The Columbia scientists noted that their findings about the dangers connected with Type A and Type O blood were consistent with the arise from China, even though the distribution of blood types was substantially various in the populations of New York, Wuhan and Shenzhen.
Both of these reports were posted to the MedRxiv website, where scientists share preliminary data prior to it has actually undergone peer evaluation.
Why would blood type have anything to do with COVID-19?
Thats unclear. Perhaps different combinations of A and B antigens alter the body immune systems production of infection-fighting antibodies or have some other unidentified biologic result, the authors of the New England Journal of Medicine study composed.
The research study style did not permit scientists to make any determination about whether blood type was associated with the danger of coronavirus infection, or, if contaminated, the risk of ending up being severely ill.
” The hope is that these and other findings yet to come will point the way to a more extensive understanding of the biology of COVID-19,” Dr. Francis Collins, a geneticist and director of the National Institutes of Health, wrote on his blog. “They also suggest that a hereditary test and an individuals blood type might supply helpful tools for recognizing those who may be at greater risk of major disease.”
How does that line up with other research?
If its been tested in the past, your medical professional may have it on file.
If not, you can evaluate it at home with a set that consists of an Eldoncard. The kit will require you to puncture your finger to acquire a small blood sample, then blend it with antibodies to the A and B antigens that come on the card. If your red cell include A or B antigens, they will react with the antibodies and clump up on the card.
If you only see a response to A antibodies, your blood type is A. Ditto for the B antibodies. If you see a reaction to both, your blood type is AB, and if theres no reaction, your blood type is O.
Everyone should be as mindful as possible all the time, regardless of blood type. (That chooses those with Type O blood too.).
If you have both, your blood type is AB, and if you have neither, your blood type is O.

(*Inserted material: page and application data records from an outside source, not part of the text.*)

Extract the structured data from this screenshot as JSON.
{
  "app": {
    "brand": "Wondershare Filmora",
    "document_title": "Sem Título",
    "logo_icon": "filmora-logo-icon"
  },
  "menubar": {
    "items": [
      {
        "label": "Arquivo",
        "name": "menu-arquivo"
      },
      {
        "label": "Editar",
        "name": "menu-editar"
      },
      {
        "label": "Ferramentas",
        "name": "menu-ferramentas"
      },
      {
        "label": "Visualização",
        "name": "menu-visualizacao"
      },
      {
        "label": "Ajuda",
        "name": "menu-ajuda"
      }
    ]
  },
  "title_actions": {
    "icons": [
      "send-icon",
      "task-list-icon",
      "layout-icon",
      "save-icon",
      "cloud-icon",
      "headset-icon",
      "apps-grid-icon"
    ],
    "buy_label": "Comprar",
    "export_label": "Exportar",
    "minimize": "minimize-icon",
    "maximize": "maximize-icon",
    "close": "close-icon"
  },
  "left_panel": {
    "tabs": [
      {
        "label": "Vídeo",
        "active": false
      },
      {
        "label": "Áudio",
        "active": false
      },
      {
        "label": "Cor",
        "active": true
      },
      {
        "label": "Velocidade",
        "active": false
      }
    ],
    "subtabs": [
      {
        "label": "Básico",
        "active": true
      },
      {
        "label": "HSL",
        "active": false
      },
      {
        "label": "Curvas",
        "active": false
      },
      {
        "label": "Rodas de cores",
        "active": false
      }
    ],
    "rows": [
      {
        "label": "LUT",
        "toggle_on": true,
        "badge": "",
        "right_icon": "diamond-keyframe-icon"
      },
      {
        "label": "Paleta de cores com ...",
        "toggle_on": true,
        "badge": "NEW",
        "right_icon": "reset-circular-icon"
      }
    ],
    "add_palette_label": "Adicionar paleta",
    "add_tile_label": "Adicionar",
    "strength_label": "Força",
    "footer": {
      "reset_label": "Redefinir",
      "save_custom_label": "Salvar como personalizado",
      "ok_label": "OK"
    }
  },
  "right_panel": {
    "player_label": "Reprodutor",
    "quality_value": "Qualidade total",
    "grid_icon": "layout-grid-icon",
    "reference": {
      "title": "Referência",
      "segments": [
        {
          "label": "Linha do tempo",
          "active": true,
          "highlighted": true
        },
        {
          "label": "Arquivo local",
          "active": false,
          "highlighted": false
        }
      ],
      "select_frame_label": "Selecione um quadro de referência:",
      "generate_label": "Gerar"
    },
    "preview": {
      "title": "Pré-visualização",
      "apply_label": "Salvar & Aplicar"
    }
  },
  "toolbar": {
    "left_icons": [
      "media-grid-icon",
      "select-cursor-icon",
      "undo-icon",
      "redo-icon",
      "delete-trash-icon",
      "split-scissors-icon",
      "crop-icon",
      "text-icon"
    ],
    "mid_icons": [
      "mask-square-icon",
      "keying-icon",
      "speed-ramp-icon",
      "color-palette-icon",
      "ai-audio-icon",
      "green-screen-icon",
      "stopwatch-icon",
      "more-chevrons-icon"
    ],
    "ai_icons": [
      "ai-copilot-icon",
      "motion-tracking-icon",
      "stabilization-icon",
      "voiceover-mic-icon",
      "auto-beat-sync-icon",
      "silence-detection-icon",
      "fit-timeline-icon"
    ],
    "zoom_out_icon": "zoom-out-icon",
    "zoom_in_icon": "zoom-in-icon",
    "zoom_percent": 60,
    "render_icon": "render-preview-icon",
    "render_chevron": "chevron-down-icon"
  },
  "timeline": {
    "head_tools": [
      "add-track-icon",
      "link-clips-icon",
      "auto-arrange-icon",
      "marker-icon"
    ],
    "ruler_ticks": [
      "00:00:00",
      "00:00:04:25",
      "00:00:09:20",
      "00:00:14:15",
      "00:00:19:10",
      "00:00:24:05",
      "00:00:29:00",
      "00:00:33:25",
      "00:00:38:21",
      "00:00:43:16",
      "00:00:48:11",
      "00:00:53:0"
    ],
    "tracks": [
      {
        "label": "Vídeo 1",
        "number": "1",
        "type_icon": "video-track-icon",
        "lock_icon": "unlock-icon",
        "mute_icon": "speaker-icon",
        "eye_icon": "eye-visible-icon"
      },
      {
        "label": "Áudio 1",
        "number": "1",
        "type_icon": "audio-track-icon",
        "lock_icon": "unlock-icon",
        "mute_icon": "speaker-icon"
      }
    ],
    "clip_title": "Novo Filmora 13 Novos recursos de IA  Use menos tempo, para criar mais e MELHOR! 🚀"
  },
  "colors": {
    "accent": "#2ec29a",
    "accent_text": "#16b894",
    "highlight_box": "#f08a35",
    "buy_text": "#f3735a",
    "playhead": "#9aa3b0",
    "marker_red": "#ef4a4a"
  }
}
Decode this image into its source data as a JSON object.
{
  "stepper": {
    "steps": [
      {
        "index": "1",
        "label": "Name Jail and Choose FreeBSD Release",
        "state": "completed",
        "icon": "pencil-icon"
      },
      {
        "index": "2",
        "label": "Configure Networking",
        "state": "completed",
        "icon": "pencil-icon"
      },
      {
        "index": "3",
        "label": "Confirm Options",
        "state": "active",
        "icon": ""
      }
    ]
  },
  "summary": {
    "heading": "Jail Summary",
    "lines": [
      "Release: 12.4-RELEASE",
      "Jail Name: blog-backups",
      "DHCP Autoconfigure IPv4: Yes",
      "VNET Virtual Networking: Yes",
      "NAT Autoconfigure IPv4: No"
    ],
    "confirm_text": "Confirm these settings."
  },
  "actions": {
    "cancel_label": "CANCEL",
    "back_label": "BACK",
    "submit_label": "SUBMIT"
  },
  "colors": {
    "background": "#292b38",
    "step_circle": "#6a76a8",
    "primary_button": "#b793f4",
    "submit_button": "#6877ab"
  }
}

In this population, having Type A blood was associated with a 45% increased danger of having serious COVID-19. On the other hand, having Type O blood was associated with a 35% decreased danger of the disease. They discovered that having Type A blood was associated with a 34% greater opportunity of screening favorable, while having Type O blood was associated with a 20% lower opportunity of screening positive. In addition, people with Type AB blood were 44% less likely to evaluate favorable, although only 21 of the 682 individuals who evaluated positive for the coronavirus had AB blood.
Scientist examined genetic information from more than 1,600 clients hospitalized with extreme cases of COVID-19 in Italy and Spain and compared them with about 2,200 others who didnt have the illness. After making adjustments to represent the impacts of age and sex on COVID-19 danger, the scientists discovered striking distinctions in blood types of the sick patients compared to the controls.
In this population, having Type A blood was associated with a 45% increased threat of having extreme COVID-19. On the other hand, having Type O blood was associated with a 35% decreased risk of the illness. Those relationships held up whether the Spanish and italian clients were analyzed separately or together.
No other blood groups were related to a greater or lesser threat of the illness. In addition, blood type did not seem to be connected to the threat of requiring to be placed on a mechanical ventilator.